▶ **What you need to do**: All of the data is to be set down again without any alteration.

*** Task inputs ***

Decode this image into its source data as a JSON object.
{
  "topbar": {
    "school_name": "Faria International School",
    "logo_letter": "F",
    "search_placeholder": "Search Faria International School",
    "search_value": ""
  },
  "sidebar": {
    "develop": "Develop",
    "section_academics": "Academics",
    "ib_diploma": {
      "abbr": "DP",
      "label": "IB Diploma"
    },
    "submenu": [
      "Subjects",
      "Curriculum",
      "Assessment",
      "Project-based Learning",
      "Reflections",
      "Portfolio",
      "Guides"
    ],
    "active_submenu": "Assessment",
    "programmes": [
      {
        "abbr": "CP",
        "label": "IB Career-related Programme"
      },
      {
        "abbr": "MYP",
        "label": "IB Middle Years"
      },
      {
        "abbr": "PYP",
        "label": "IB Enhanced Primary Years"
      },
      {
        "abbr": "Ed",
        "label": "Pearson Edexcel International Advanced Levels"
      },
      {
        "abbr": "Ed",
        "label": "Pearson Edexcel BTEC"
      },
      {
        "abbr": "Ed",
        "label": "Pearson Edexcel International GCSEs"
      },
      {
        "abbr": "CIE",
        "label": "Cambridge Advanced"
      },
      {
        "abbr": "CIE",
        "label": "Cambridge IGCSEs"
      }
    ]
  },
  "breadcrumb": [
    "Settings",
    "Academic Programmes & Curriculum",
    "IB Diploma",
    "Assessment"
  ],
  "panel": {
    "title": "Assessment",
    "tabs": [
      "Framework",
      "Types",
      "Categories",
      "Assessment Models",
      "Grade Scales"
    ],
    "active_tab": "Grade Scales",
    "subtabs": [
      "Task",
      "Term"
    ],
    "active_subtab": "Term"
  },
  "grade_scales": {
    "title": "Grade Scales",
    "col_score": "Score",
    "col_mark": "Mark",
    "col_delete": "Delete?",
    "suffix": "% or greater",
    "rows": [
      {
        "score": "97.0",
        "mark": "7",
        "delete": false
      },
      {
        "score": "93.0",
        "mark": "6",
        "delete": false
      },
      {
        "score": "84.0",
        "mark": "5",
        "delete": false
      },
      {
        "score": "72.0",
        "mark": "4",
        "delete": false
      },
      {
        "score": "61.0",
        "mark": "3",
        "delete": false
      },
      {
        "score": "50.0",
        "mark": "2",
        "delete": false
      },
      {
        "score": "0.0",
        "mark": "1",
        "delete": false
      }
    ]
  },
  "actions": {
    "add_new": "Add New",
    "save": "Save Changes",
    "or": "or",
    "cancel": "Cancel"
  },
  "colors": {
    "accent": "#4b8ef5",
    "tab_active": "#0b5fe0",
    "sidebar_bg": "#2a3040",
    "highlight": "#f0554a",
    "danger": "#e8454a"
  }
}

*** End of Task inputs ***

▶ **Response to this task**:
Decode this image into its source data as a JSON object.
{
  "topbar": {
    "school_name": "Faria International School",
    "logo_letter": "F",
    "search_placeholder": "Search Faria International School",
    "search_value": ""
  },
  "sidebar": {
    "develop": "Develop",
    "section_academics": "Academics",
    "ib_diploma": {
      "abbr": "DP",
      "label": "IB Diploma"
    },
    "submenu": [
      "Subjects",
      "Curriculum",
      "Assessment",
      "Project-based Learning",
      "Reflections",
      "Portfolio",
      "Guides"
    ],
    "active_submenu": "Assessment",
    "programmes": [
      {
        "abbr": "CP",
        "label": "IB Career-related Programme"
      },
      {
        "abbr": "MYP",
        "label": "IB Middle Years"
      },
      {
        "abbr": "PYP",
        "label": "IB Enhanced Primary Years"
      },
      {
        "abbr": "Ed",
        "label": "Pearson Edexcel International Advanced Levels"
      },
      {
        "abbr": "Ed",
        "label": "Pearson Edexcel BTEC"
      },
      {
        "abbr": "Ed",
        "label": "Pearson Edexcel International GCSEs"
      },
      {
        "abbr": "CIE",
        "label": "Cambridge Advanced"
      },
      {
        "abbr": "CIE",
        "label": "Cambridge IGCSEs"
      }
    ]
  },
  "breadcrumb": [
    "Settings",
    "Academic Programmes & Curriculum",
    "IB Diploma",
    "Assessment"
  ],
  "panel": {
    "title": "Assessment",
    "tabs": [
      "Framework",
      "Types",
      "Categories",
      "Assessment Models",
      "Grade Scales"
    ],
    "active_tab": "Grade Scales",
    "subtabs": [
      "Task",
      "Term"
    ],
    "active_subtab": "Term"
  },
  "grade_scales": {
    "title": "Grade Scales",
    "col_score": "Score",
    "col_mark": "Mark",
    "col_delete": "Delete?",
    "suffix": "% or greater",
    "rows": [
      {
        "score": "97.0",
        "mark": "7",
        "delete": false
      },
      {
        "score": "93.0",
        "mark": "6",
        "delete": false
      },
      {
        "score": "84.0",
        "mark": "5",
        "delete": false
      },
      {
        "score": "72.0",
        "mark": "4",
        "delete": false
      },
      {
        "score": "61.0",
        "mark": "3",
        "delete": false
      },
      {
        "score": "50.0",
        "mark": "2",
        "delete": false
      },
      {
        "score": "0.0",
        "mark": "1",
        "delete": false
      }
    ]
  },
  "actions": {
    "add_new": "Add New",
    "save": "Save Changes",
    "or": "or",
    "cancel": "Cancel"
  },
  "colors": {
    "accent": "#4b8ef5",
    "tab_active": "#0b5fe0",
    "sidebar_bg": "#2a3040",
    "highlight": "#f0554a",
    "danger": "#e8454a"
  }
}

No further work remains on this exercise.